Stoughton’s Main Street is less crowded these days, with eight businesses that had been housed there closing in the first half of 2019.
Another business not on Main Street – Malabar Coffee at the Stoughton Wellness and Athletic Center – also shut its doors this year.
Local leaders say they are not concerned, that businesses come and go but the downtown remains active.
The exits have left a few storefronts vacant, some with signs explaining the closure and thanking longtime customers.
“We will miss downtown Stoughton, your faces, and all the magic we felt being a small business,” reads a letter on the door at Stori Anne Co. “Thank you so much for allowing us to have our dream over these past seven years. It has been amazing, and no piece of paper could ever truly express our gratitude.”
The reasons vary: The owner of Mary’s Fine Antiques at 193 W. Main St., for example, was moving to New England to be closer to family, according to a Facebook post. Prize Impressions and The Lilystone, meanwhile, both moved their catalogs online, saving money on rent costs. And Paco’s Tacos had been working on a new lease with the landlord, at first limiting his hours but eventually fully closing its 135 W. Main St. restaurant.

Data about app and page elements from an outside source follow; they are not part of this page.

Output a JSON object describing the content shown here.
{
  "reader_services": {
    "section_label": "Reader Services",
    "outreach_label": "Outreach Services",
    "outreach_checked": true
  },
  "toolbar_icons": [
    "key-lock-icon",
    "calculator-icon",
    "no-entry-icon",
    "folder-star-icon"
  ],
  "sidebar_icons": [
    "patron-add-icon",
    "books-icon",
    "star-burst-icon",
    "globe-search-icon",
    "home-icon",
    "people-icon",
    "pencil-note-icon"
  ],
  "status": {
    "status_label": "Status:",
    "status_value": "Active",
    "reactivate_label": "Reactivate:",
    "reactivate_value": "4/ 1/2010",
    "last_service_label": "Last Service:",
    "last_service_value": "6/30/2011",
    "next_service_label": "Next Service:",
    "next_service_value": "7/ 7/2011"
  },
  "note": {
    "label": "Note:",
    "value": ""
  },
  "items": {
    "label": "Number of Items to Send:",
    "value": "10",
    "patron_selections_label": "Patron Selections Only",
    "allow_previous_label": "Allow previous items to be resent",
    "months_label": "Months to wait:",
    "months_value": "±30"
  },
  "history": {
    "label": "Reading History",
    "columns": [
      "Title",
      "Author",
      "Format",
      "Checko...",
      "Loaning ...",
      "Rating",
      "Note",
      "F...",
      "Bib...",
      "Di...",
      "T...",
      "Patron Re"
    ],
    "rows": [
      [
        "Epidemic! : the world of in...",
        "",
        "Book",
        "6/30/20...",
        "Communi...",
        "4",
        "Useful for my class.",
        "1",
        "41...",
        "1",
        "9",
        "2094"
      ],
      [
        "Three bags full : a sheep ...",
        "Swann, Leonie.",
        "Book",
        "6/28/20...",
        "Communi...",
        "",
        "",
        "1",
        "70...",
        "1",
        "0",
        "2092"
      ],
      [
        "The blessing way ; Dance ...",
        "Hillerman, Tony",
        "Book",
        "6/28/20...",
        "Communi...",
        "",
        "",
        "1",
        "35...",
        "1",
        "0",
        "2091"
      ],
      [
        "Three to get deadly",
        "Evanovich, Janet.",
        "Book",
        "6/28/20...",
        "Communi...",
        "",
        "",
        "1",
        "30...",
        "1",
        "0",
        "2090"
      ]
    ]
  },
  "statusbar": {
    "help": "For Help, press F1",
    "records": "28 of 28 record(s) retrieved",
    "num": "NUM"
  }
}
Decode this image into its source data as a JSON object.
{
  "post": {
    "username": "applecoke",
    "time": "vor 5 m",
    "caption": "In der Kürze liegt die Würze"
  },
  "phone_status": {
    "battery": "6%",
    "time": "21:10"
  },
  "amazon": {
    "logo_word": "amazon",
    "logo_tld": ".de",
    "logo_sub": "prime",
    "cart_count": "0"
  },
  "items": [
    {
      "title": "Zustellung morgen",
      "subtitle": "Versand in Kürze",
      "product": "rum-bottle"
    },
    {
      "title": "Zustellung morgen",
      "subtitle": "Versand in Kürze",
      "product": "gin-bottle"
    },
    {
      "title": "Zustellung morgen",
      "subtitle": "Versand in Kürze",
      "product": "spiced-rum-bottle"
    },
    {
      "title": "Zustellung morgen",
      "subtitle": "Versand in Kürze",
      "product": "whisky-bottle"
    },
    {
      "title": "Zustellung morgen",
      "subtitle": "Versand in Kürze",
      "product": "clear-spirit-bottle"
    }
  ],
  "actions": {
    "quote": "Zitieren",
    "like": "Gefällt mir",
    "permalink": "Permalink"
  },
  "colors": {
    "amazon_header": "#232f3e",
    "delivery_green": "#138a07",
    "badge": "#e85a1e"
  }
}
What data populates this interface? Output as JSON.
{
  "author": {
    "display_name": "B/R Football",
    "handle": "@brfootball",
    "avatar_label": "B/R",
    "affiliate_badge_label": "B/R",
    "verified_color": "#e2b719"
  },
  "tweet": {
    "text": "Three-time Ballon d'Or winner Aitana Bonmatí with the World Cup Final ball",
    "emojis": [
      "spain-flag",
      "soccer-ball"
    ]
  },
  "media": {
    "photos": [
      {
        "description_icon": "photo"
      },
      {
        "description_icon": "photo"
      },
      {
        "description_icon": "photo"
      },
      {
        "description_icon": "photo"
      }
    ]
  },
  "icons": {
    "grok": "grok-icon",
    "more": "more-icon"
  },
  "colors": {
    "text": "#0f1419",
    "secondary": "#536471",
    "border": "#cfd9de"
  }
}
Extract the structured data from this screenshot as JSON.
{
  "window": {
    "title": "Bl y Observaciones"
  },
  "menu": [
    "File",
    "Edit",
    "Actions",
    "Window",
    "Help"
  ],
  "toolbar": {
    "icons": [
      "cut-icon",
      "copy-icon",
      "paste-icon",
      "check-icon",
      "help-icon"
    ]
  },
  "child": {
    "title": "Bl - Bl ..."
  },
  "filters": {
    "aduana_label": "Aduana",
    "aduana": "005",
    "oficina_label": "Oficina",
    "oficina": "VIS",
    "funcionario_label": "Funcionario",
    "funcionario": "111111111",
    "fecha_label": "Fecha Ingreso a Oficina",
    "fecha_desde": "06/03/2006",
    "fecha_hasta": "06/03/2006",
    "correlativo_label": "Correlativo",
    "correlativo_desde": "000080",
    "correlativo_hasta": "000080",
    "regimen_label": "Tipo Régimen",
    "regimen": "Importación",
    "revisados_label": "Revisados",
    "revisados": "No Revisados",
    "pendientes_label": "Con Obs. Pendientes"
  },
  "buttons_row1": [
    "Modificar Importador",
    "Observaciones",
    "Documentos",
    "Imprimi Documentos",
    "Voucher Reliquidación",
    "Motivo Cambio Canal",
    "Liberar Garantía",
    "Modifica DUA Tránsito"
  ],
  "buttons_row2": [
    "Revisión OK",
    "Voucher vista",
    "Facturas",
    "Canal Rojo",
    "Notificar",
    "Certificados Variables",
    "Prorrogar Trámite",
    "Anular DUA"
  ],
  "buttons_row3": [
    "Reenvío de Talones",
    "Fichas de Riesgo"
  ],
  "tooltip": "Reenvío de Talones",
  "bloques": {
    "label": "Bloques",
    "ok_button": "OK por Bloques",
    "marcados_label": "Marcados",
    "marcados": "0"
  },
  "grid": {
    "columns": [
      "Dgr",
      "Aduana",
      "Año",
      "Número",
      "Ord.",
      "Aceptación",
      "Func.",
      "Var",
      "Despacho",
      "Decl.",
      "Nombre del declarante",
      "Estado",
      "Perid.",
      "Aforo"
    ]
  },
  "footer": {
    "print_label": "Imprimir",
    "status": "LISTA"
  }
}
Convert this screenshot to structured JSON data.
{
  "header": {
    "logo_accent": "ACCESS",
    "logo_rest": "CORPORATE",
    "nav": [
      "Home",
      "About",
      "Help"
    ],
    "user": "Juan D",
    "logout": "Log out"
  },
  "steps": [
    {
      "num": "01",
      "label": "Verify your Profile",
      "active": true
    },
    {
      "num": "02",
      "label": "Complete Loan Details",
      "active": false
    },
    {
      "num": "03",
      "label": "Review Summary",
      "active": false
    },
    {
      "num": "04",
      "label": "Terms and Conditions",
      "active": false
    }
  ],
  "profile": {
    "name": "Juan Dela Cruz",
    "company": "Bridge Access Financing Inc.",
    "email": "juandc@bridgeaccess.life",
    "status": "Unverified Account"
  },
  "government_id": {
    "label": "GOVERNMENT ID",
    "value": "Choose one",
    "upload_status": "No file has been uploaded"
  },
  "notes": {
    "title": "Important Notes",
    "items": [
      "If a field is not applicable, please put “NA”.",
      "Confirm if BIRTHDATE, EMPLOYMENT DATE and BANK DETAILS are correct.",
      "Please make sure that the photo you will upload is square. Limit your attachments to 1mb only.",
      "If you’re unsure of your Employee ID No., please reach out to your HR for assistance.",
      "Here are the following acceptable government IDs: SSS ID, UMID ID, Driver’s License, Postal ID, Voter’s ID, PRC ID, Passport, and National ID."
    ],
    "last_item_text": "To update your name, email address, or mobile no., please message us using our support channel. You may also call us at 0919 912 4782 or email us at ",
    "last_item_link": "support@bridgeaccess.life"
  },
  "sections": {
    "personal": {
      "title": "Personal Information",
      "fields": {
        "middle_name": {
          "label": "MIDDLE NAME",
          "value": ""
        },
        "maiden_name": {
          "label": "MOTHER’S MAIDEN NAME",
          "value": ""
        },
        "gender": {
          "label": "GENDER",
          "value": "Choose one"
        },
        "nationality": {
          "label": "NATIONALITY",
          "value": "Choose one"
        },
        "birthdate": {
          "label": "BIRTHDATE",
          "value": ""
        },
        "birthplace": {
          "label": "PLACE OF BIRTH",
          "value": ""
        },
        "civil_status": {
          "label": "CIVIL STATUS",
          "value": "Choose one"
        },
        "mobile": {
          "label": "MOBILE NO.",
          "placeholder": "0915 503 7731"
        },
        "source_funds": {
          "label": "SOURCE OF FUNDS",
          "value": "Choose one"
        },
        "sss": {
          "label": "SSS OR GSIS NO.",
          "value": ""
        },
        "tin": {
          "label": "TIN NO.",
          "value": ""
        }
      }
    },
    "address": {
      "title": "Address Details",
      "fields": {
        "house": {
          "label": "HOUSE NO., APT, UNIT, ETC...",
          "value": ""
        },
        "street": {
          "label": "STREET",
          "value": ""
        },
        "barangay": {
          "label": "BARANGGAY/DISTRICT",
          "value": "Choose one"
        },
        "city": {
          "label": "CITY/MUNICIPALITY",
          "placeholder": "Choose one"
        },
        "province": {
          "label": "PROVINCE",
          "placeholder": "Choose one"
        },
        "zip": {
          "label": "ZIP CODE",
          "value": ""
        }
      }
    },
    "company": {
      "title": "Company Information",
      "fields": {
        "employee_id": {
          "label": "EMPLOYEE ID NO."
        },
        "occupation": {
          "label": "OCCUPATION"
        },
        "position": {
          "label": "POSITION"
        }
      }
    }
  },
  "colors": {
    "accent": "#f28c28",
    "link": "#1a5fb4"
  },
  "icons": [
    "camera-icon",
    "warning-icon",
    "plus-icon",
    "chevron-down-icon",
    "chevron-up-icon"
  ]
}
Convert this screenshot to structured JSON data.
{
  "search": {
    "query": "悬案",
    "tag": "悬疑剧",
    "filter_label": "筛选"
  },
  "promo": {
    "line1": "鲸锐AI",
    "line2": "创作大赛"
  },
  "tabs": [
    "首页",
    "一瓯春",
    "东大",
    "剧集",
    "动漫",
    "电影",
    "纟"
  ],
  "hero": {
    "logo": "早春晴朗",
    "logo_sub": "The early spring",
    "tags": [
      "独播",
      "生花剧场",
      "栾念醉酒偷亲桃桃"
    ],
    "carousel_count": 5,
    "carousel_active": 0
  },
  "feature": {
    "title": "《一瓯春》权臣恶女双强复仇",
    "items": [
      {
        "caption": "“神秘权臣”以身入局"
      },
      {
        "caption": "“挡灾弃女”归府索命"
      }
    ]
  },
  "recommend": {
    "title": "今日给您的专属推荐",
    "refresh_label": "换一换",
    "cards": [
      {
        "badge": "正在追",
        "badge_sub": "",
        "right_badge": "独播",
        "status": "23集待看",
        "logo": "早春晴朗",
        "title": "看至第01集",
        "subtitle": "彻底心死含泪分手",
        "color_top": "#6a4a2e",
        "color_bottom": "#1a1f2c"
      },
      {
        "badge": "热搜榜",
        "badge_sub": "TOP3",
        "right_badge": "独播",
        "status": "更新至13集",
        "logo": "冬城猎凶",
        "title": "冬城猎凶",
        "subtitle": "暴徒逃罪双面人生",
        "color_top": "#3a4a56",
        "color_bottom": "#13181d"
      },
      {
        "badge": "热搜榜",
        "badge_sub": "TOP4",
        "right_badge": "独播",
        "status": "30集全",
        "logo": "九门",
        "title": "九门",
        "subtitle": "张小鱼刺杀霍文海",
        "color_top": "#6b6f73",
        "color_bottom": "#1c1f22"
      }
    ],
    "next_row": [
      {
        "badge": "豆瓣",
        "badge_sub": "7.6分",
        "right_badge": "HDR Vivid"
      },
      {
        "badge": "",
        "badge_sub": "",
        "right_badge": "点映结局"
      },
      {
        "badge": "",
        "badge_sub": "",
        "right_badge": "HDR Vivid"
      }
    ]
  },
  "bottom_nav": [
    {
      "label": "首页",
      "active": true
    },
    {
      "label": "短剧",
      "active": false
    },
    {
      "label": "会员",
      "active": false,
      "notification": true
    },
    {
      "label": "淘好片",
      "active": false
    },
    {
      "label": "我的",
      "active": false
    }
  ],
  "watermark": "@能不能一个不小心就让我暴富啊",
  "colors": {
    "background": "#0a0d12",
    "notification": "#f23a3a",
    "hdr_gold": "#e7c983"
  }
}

Giggles and Firehouse Tattoo also closed their Main Street storefronts this year. The former Firehouse Tattoo building at 183 W. Main St. already has filled with a new CBD business.
Stoughton Area Chamber of Commerce executive director Laura Trotter told the Hub she was sad to see the number of businesses closing, but still feels the downtown is “vibrant,” something she said she hears from visitors regularly.
“I beg to differ when people say our downtown is in trouble,” Trotter said. “Small businesses do have a high turnover rate; it just is the nature of what’s going on.”
She pointed to new restaurants that have come in over the past few years and said the closures present “an opportunity” for other businesses to come in.
“It’s really great to see how much we do have downtown,” she said. “How the opera house has made it so we have a very vibrant restaurant scene; you couldn’t say that five years ago.”
Mayor Tim Swadley struck a similar tone in a conversation with the Hub, pointing to city efforts like the proposed whitewater park and Downtown Revitalization Subcommittee that aim to help businesses downtown.
“What we’re trying to do at the city level, we can’t really determine who comes and goes downtown,” Swadley told the Hub. “What we try and do is try and provide them with whatever support we can to help them with their business.”
He lamented that some businesses have had to close, but he said he feels good about the overall state of downtown, and said efforts on parking and improvements to sidewalks or crosswalks are other avenues for the city to offer help.
“We still feel that our downtown is in pretty good overall shape,” he said. It’s always sad to see a business that decides they have to close their doors, but we certainly are willing to do what we can.”
Swadley said the downtown will continue to add “to the culture and spirit of the community.”
“We feel it’s really important to bring people in the community together to kind of share their experiences and have some fun together,” he said. “It gives you a real sense of community.
“We definitely have a downtown that is capable of doing that.”